(DATA EXTRACT begins)

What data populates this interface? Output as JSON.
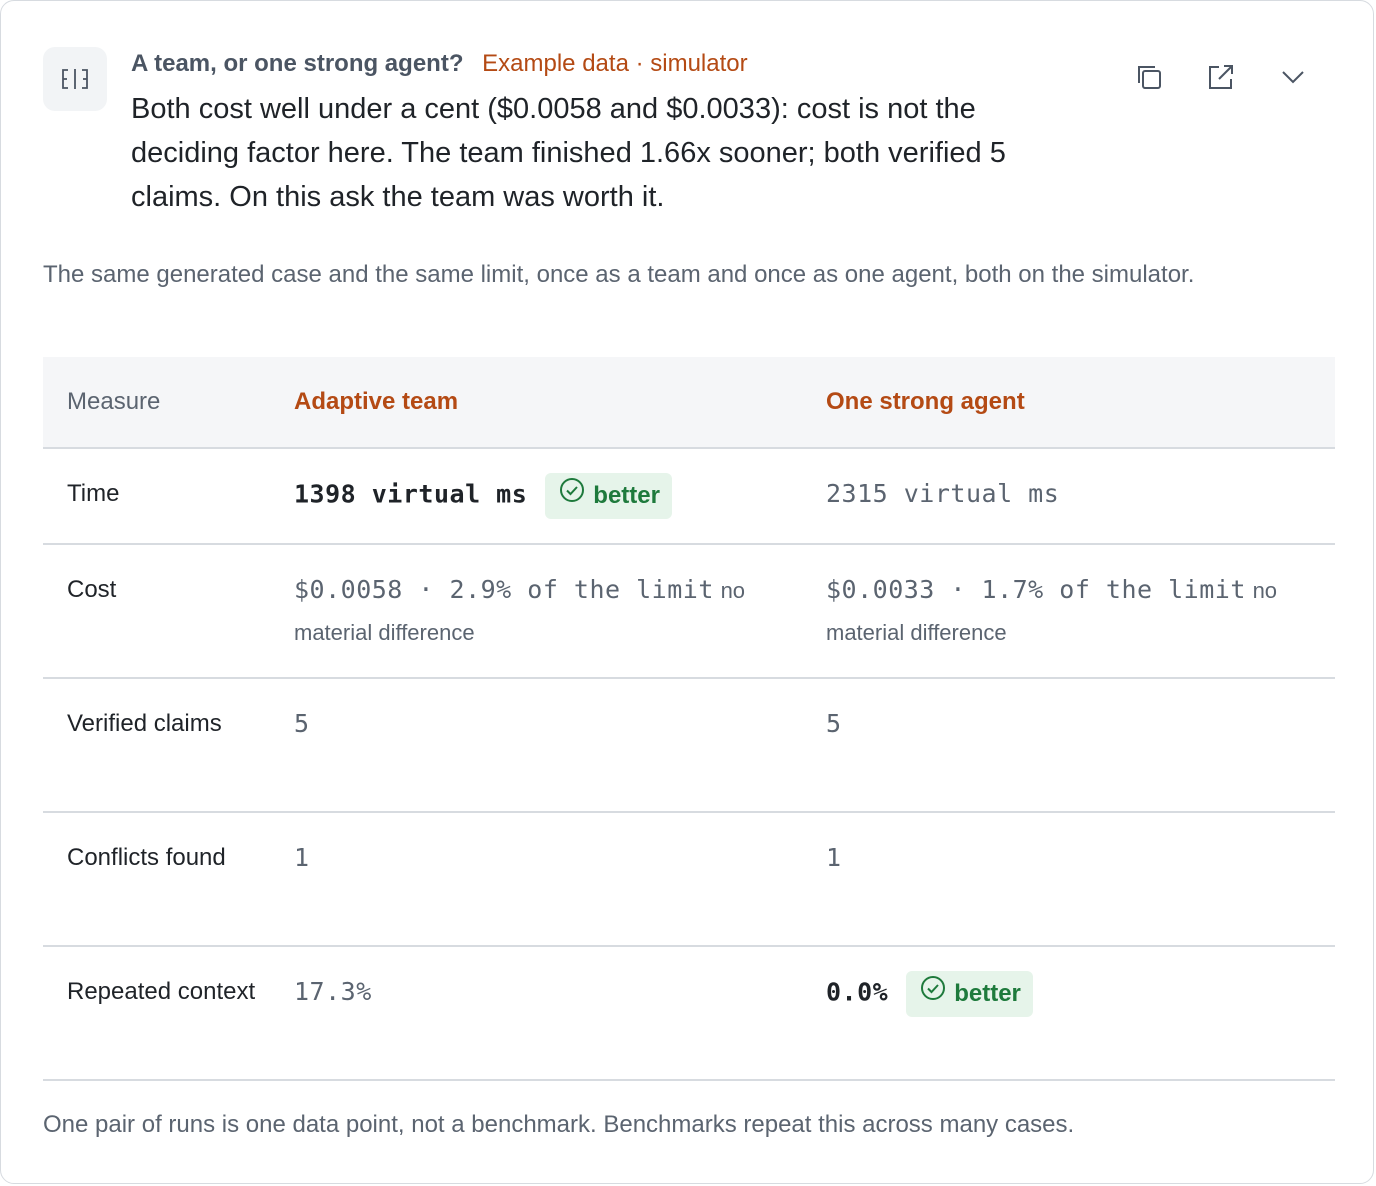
{
  "header": {
    "icon": "split-view-icon",
    "title": "A team, or one strong agent?",
    "tag": "Example data · simulator",
    "summary": "Both cost well under a cent ($0.0058 and $0.0033): cost is not the deciding factor here. The team finished 1.66x sooner; both verified 5 claims. On this ask the team was worth it."
  },
  "actions": [
    {
      "name": "copy-icon",
      "label": "copy"
    },
    {
      "name": "external-link-icon",
      "label": "open"
    },
    {
      "name": "chevron-down-icon",
      "label": "collapse"
    }
  ],
  "intro": "The same generated case and the same limit, once as a team and once as one agent, both on the simulator.",
  "table": {
    "headers": {
      "measure": "Measure",
      "team": "Adaptive team",
      "agent": "One strong agent"
    },
    "rows": [
      {
        "label": "Time",
        "team": "1398 virtual ms",
        "team_badge": "better",
        "agent": "2315 virtual ms",
        "agent_badge": ""
      },
      {
        "label": "Cost",
        "team": "$0.0058 · 2.9% of the limit",
        "team_note": "no material difference",
        "agent": "$0.0033 · 1.7% of the limit",
        "agent_note": "no material difference"
      },
      {
        "label": "Verified claims",
        "team": "5",
        "agent": "5"
      },
      {
        "label": "Conflicts found",
        "team": "1",
        "agent": "1"
      },
      {
        "label": "Repeated context",
        "team": "17.3%",
        "agent": "0.0%",
        "team_badge": "",
        "agent_badge": "better"
      }
    ]
  },
  "footnote": "One pair of runs is one data point, not a benchmark. Benchmarks repeat this across many cases.",
  "colors": {
    "accent": "#b44a14",
    "better_bg": "#e6f4ea",
    "better_fg": "#1e7a3c"
  }
}
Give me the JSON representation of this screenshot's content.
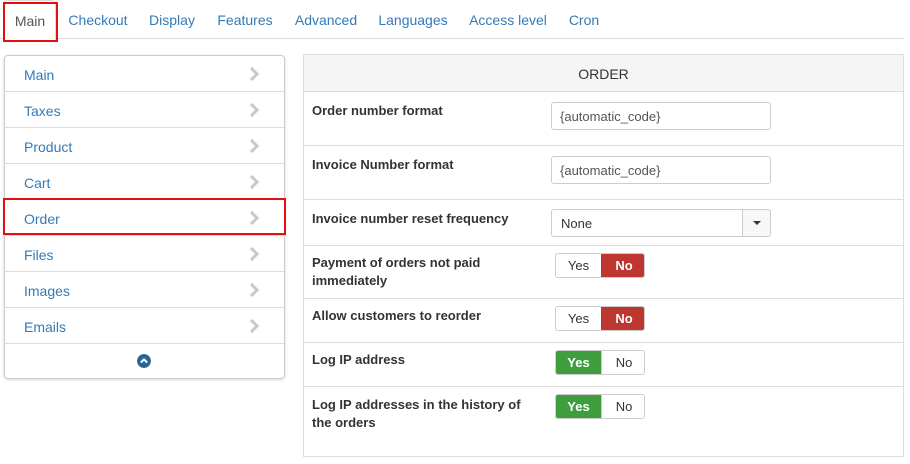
{
  "tabs": [
    "Main",
    "Checkout",
    "Display",
    "Features",
    "Advanced",
    "Languages",
    "Access level",
    "Cron"
  ],
  "sidebar": {
    "items": [
      "Main",
      "Taxes",
      "Product",
      "Cart",
      "Order",
      "Files",
      "Images",
      "Emails"
    ],
    "selected": "Order"
  },
  "panel": {
    "title": "ORDER",
    "order_number_format": {
      "label": "Order number format",
      "value": "{automatic_code}"
    },
    "invoice_number_format": {
      "label": "Invoice Number format",
      "value": "{automatic_code}"
    },
    "invoice_reset_frequency": {
      "label": "Invoice number reset frequency",
      "selected": "None"
    },
    "payment_not_paid": {
      "label": "Payment of orders not paid immediately",
      "selected": "No"
    },
    "allow_reorder": {
      "label": "Allow customers to reorder",
      "selected": "No"
    },
    "log_ip": {
      "label": "Log IP address",
      "selected": "Yes"
    },
    "log_ip_history": {
      "label": "Log IP addresses in the history of the orders",
      "selected": "Yes"
    },
    "yes_label": "Yes",
    "no_label": "No"
  },
  "colors": {
    "link": "#337ab7",
    "highlight": "#e01010",
    "no_active": "#bd362f",
    "yes_active": "#3e9e3e",
    "collapse_icon": "#2a6496"
  },
  "icons": {
    "sidebar_chevron": "chevron-right-icon",
    "collapse": "chevron-up-circle-icon",
    "select_caret": "caret-down-icon"
  }
}
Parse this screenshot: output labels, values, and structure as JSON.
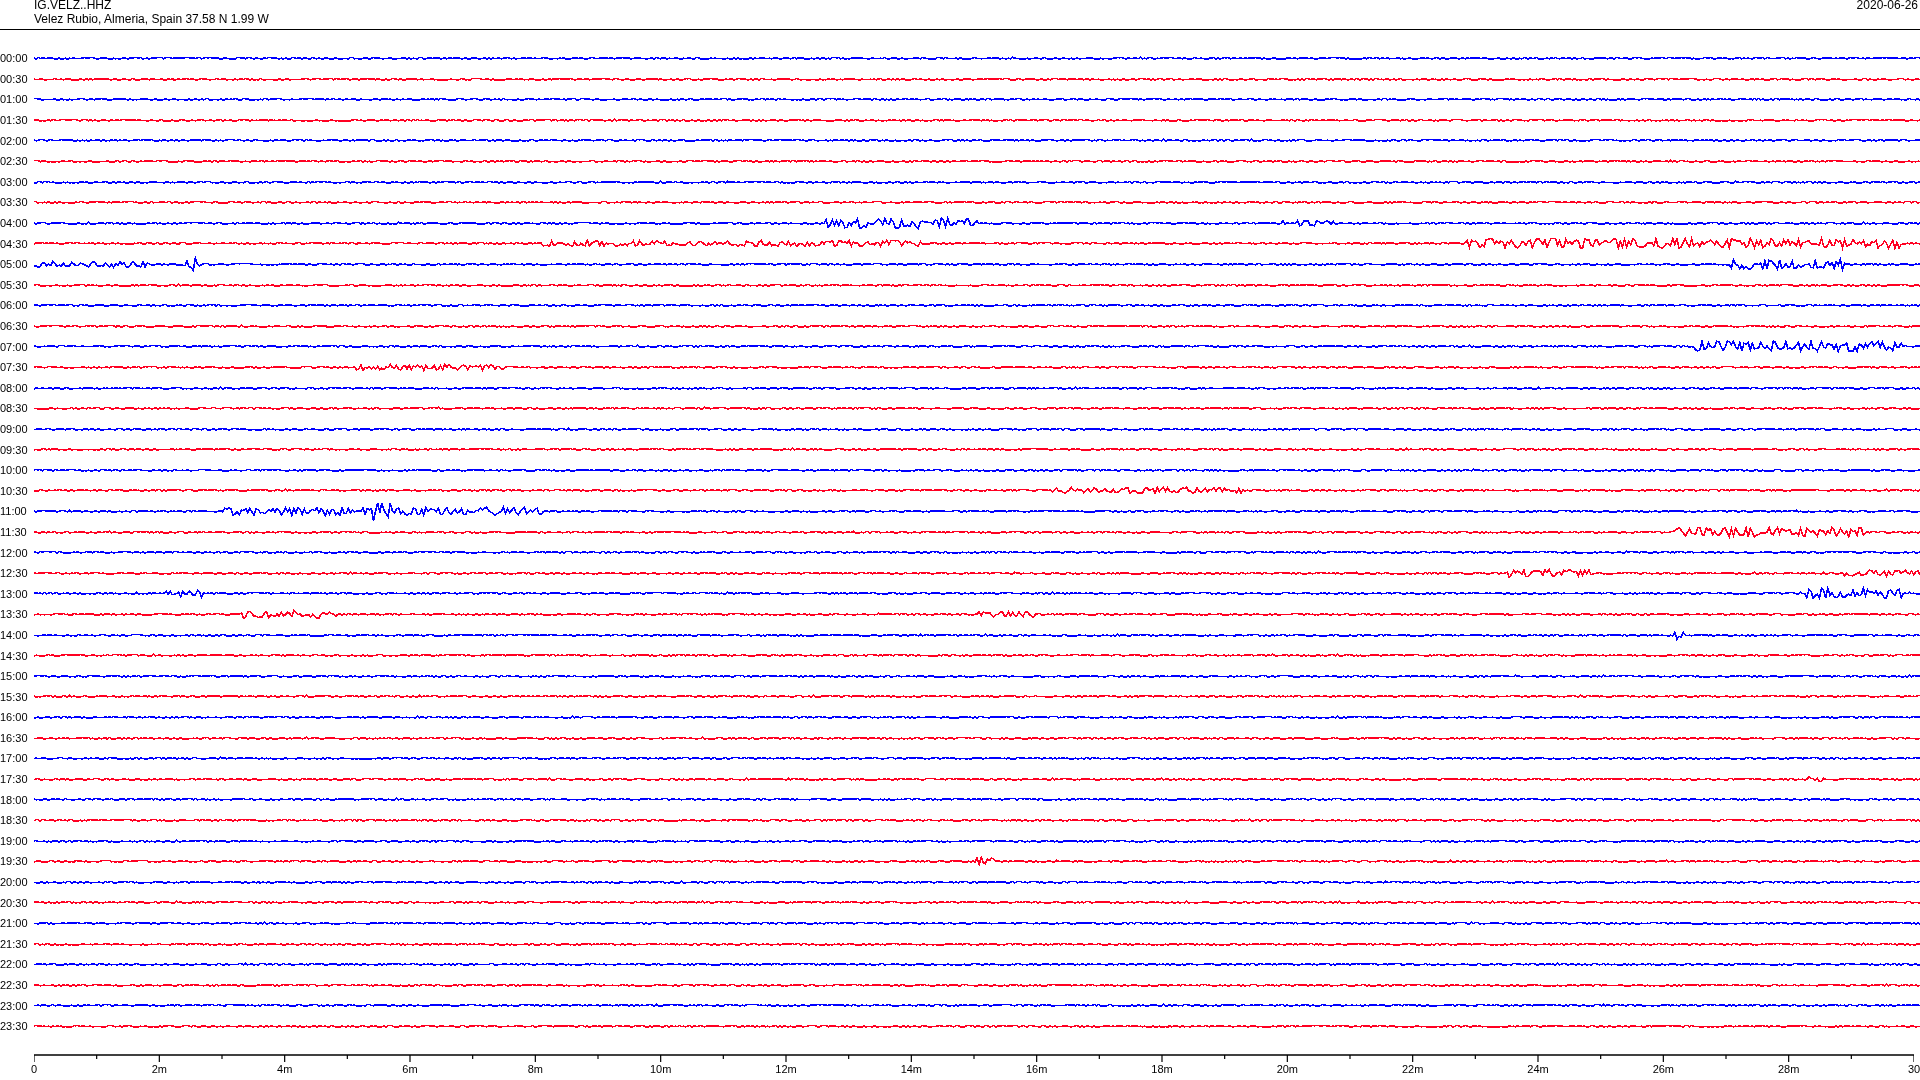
{
  "header": {
    "station": "IG.VELZ..HHZ",
    "location": "Velez Rubio, Almeria, Spain  37.58 N 1.99 W",
    "date": "2020-06-26"
  },
  "traces": [
    {
      "time": "00:00",
      "color": "#0000ff"
    },
    {
      "time": "00:30",
      "color": "#ff0022"
    },
    {
      "time": "01:00",
      "color": "#0000ff"
    },
    {
      "time": "01:30",
      "color": "#ff0022"
    },
    {
      "time": "02:00",
      "color": "#0000ff"
    },
    {
      "time": "02:30",
      "color": "#ff0022"
    },
    {
      "time": "03:00",
      "color": "#0000ff"
    },
    {
      "time": "03:30",
      "color": "#ff0022"
    },
    {
      "time": "04:00",
      "color": "#0000ff"
    },
    {
      "time": "04:30",
      "color": "#ff0022"
    },
    {
      "time": "05:00",
      "color": "#0000ff"
    },
    {
      "time": "05:30",
      "color": "#ff0022"
    },
    {
      "time": "06:00",
      "color": "#0000ff"
    },
    {
      "time": "06:30",
      "color": "#ff0022"
    },
    {
      "time": "07:00",
      "color": "#0000ff"
    },
    {
      "time": "07:30",
      "color": "#ff0022"
    },
    {
      "time": "08:00",
      "color": "#0000ff"
    },
    {
      "time": "08:30",
      "color": "#ff0022"
    },
    {
      "time": "09:00",
      "color": "#0000ff"
    },
    {
      "time": "09:30",
      "color": "#ff0022"
    },
    {
      "time": "10:00",
      "color": "#0000ff"
    },
    {
      "time": "10:30",
      "color": "#ff0022"
    },
    {
      "time": "11:00",
      "color": "#0000ff"
    },
    {
      "time": "11:30",
      "color": "#ff0022"
    },
    {
      "time": "12:00",
      "color": "#0000ff"
    },
    {
      "time": "12:30",
      "color": "#ff0022"
    },
    {
      "time": "13:00",
      "color": "#0000ff"
    },
    {
      "time": "13:30",
      "color": "#ff0022"
    },
    {
      "time": "14:00",
      "color": "#0000ff"
    },
    {
      "time": "14:30",
      "color": "#ff0022"
    },
    {
      "time": "15:00",
      "color": "#0000ff"
    },
    {
      "time": "15:30",
      "color": "#ff0022"
    },
    {
      "time": "16:00",
      "color": "#0000ff"
    },
    {
      "time": "16:30",
      "color": "#ff0022"
    },
    {
      "time": "17:00",
      "color": "#0000ff"
    },
    {
      "time": "17:30",
      "color": "#ff0022"
    },
    {
      "time": "18:00",
      "color": "#0000ff"
    },
    {
      "time": "18:30",
      "color": "#ff0022"
    },
    {
      "time": "19:00",
      "color": "#0000ff"
    },
    {
      "time": "19:30",
      "color": "#ff0022"
    },
    {
      "time": "20:00",
      "color": "#0000ff"
    },
    {
      "time": "20:30",
      "color": "#ff0022"
    },
    {
      "time": "21:00",
      "color": "#0000ff"
    },
    {
      "time": "21:30",
      "color": "#ff0022"
    },
    {
      "time": "22:00",
      "color": "#0000ff"
    },
    {
      "time": "22:30",
      "color": "#ff0022"
    },
    {
      "time": "23:00",
      "color": "#0000ff"
    },
    {
      "time": "23:30",
      "color": "#ff0022"
    }
  ],
  "time_axis": {
    "labels": [
      "0",
      "2m",
      "4m",
      "6m",
      "8m",
      "10m",
      "12m",
      "14m",
      "16m",
      "18m",
      "20m",
      "22m",
      "24m",
      "26m",
      "28m",
      "30"
    ]
  }
}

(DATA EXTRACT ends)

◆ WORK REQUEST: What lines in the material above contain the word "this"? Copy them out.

◆ ANSWER:
What data populates this interface? Output as JSON.
    "summary": "Both cost well under a cent ($0.0058 and $0.0033): cost is not the deciding factor here. The team finished 1.66x sooner; both verified 5 claims. On this ask the team was worth it."
  "footnote": "One pair of runs is one data point, not a benchmark. Benchmarks repeat this across many cases.",
Give me the JSON representation of this screenshot's content.
Parse this screenshot: output labels, values, and structure as JSON.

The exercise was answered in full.